▶ **PROVIDED RECORDS**
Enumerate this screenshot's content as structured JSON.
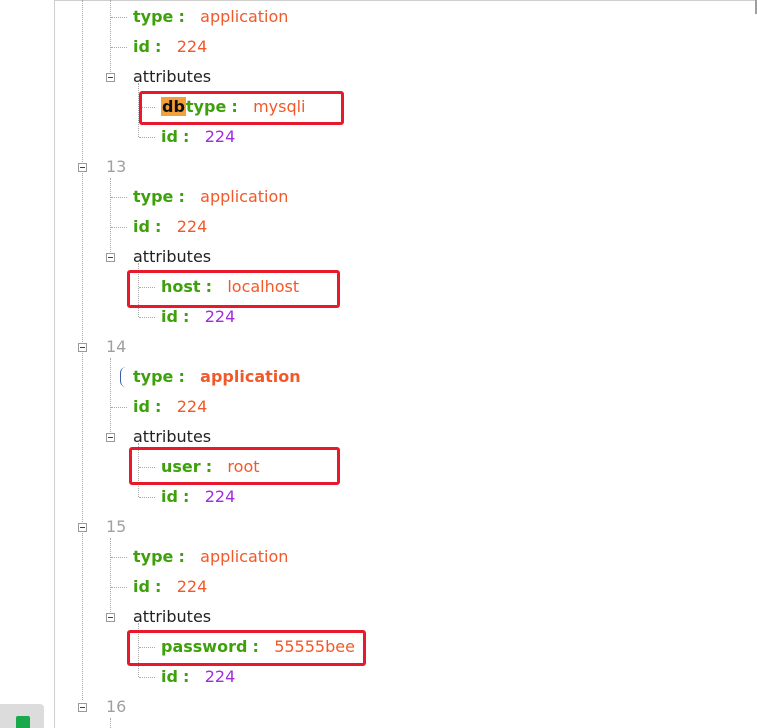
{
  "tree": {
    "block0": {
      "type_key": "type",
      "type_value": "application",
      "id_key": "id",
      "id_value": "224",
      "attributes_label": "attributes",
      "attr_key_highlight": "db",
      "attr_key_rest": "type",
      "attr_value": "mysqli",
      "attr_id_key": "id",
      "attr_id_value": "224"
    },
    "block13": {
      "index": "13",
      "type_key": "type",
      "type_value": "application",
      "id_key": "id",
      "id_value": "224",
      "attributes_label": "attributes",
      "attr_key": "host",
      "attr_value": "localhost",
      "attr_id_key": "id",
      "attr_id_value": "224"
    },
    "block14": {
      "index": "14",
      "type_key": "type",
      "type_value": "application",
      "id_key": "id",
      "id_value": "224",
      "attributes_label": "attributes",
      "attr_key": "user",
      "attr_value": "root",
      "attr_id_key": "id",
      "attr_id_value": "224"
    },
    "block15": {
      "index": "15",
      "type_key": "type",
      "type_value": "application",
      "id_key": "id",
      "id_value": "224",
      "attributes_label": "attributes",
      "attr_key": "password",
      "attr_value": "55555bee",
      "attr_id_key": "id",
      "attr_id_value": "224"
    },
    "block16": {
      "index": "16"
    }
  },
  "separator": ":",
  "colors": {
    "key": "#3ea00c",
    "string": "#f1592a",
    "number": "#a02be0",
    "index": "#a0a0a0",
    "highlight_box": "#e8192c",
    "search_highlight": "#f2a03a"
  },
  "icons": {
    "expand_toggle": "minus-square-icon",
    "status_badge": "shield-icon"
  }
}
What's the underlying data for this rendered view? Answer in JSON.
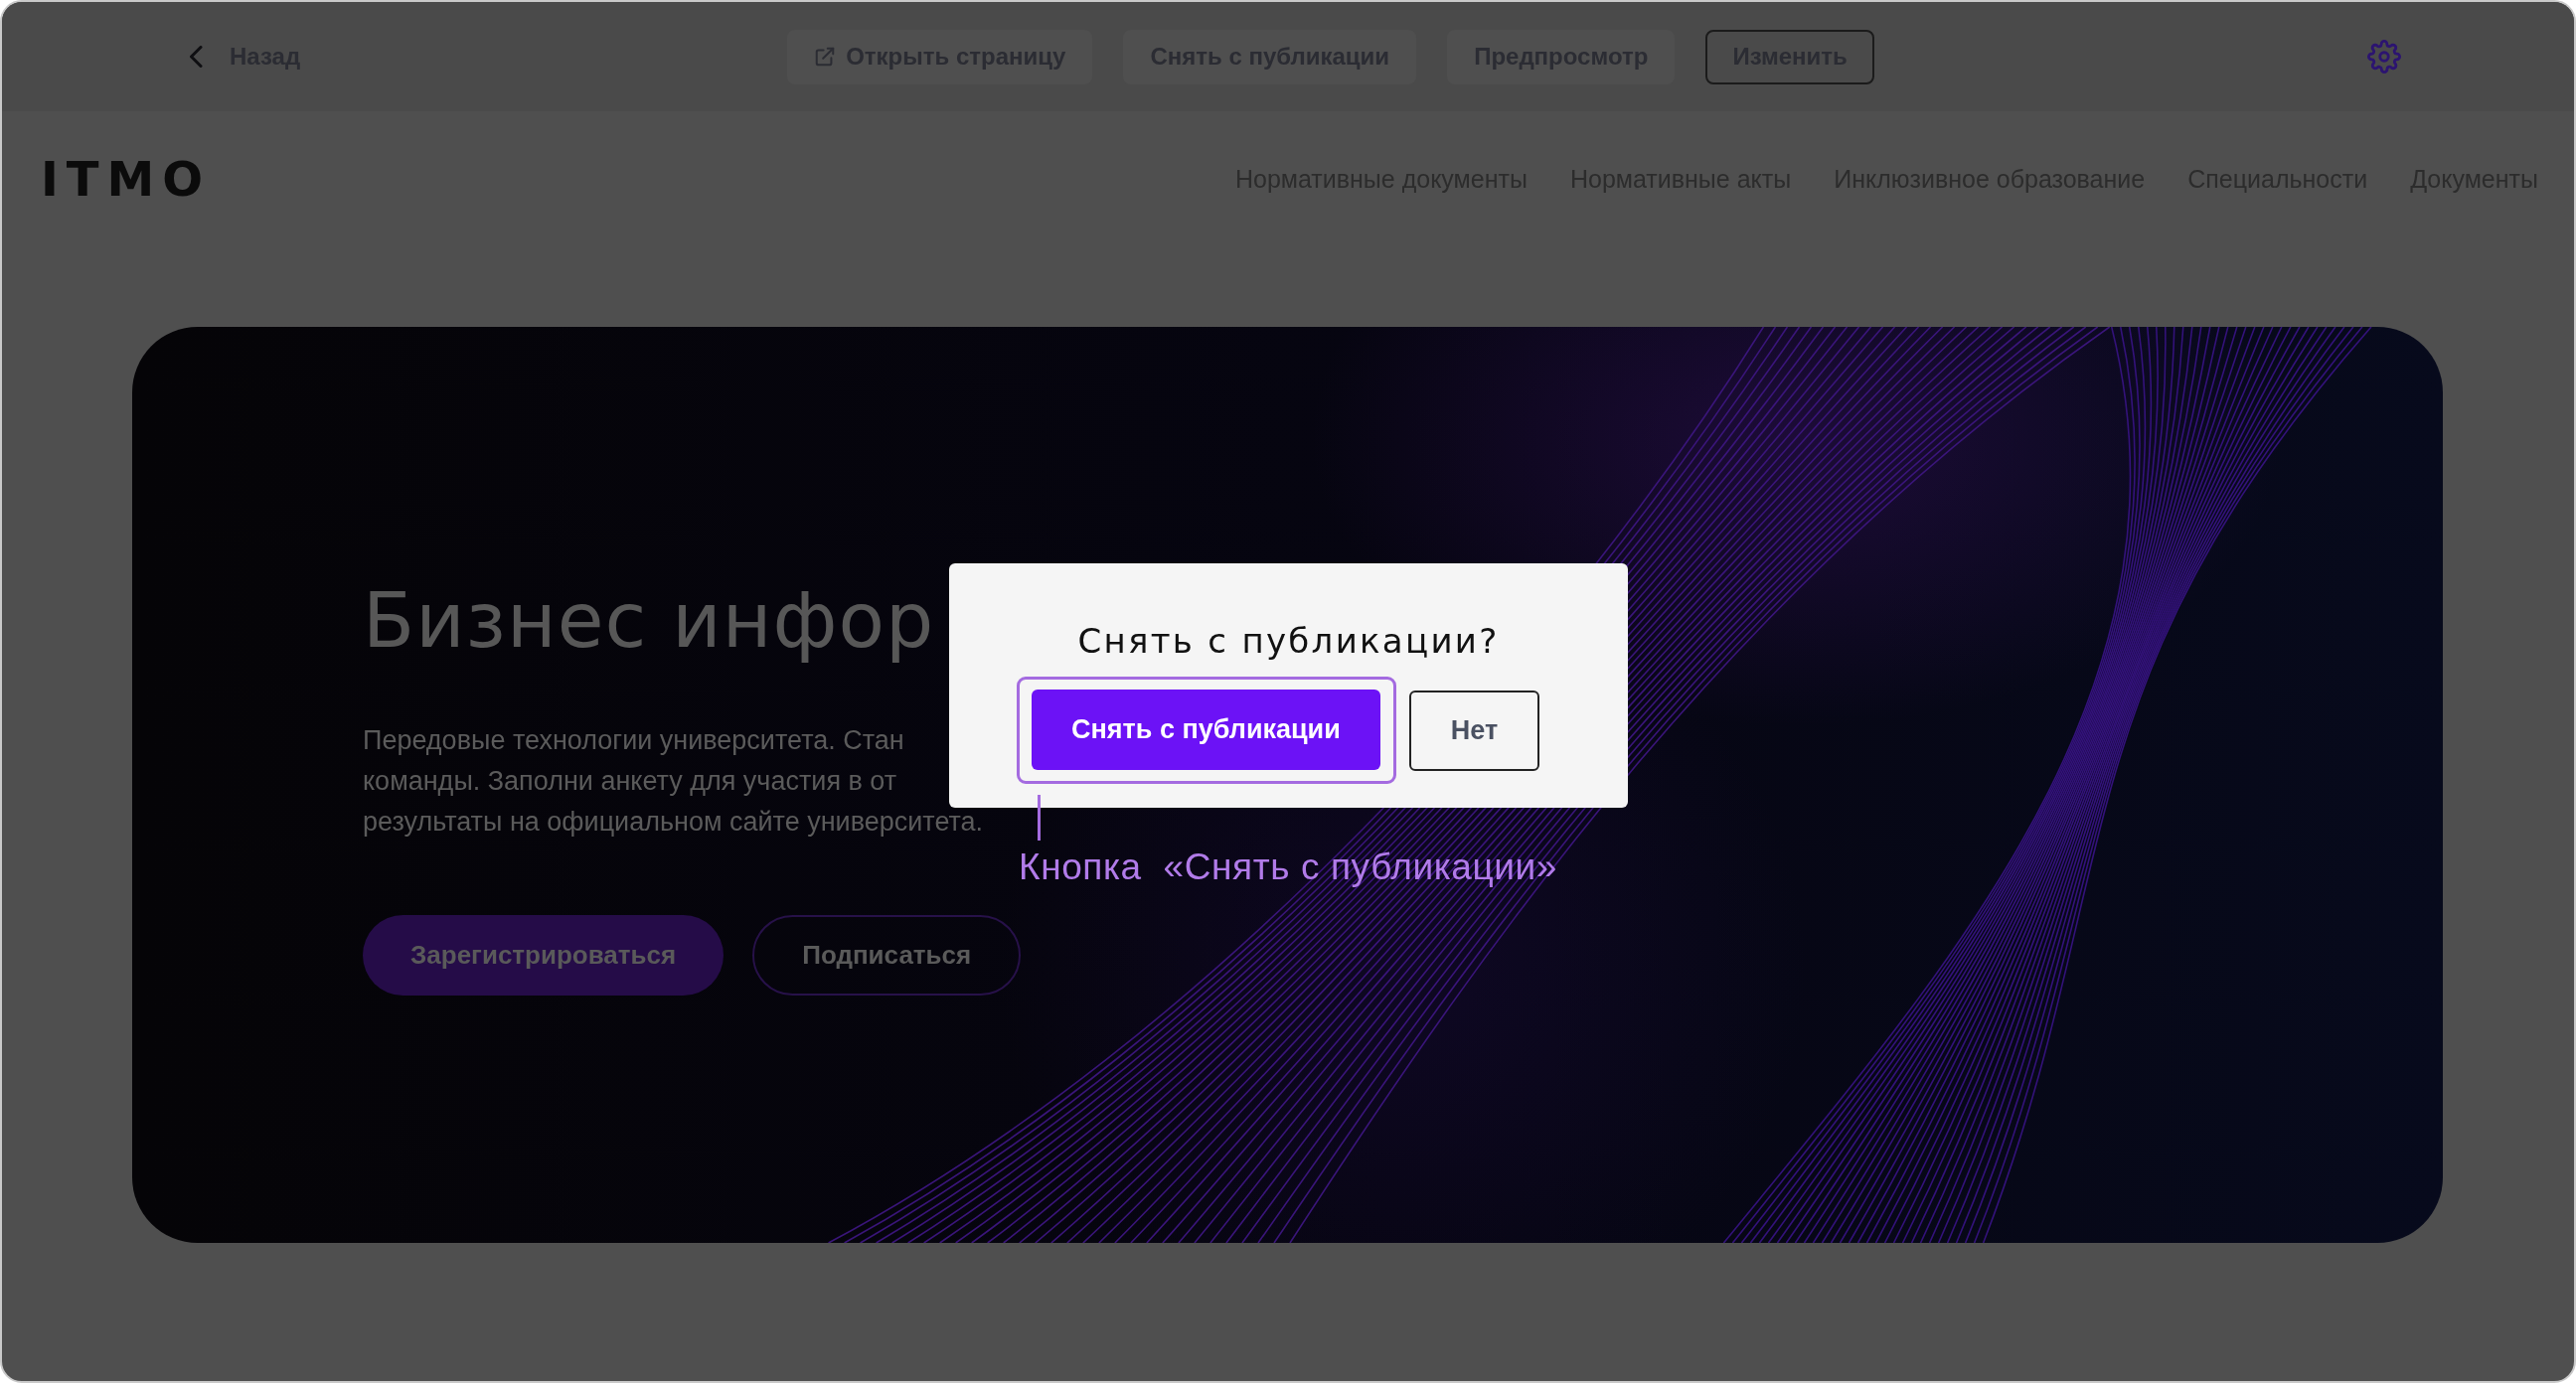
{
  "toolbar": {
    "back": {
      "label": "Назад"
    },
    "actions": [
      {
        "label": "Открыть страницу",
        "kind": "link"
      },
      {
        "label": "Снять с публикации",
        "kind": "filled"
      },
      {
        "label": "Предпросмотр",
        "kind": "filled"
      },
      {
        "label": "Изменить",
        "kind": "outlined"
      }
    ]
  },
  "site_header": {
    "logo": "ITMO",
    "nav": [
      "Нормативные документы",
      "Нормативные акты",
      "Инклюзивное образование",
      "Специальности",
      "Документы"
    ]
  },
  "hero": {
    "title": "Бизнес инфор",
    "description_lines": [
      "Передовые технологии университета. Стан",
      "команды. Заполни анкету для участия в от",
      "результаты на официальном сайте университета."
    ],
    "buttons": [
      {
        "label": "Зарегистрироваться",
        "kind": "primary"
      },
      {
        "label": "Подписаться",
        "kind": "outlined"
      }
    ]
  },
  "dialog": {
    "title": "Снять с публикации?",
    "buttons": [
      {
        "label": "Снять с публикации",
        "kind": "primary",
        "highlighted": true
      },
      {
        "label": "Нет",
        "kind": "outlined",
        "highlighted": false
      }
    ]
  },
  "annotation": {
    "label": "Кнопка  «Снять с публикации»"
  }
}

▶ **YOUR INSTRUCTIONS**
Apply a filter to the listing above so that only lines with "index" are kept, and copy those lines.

▶ **TASK RESPONSE**
      "index": "13",
      "index": "14",
      "index": "15",
      "index": "16"
    "index": "#a0a0a0",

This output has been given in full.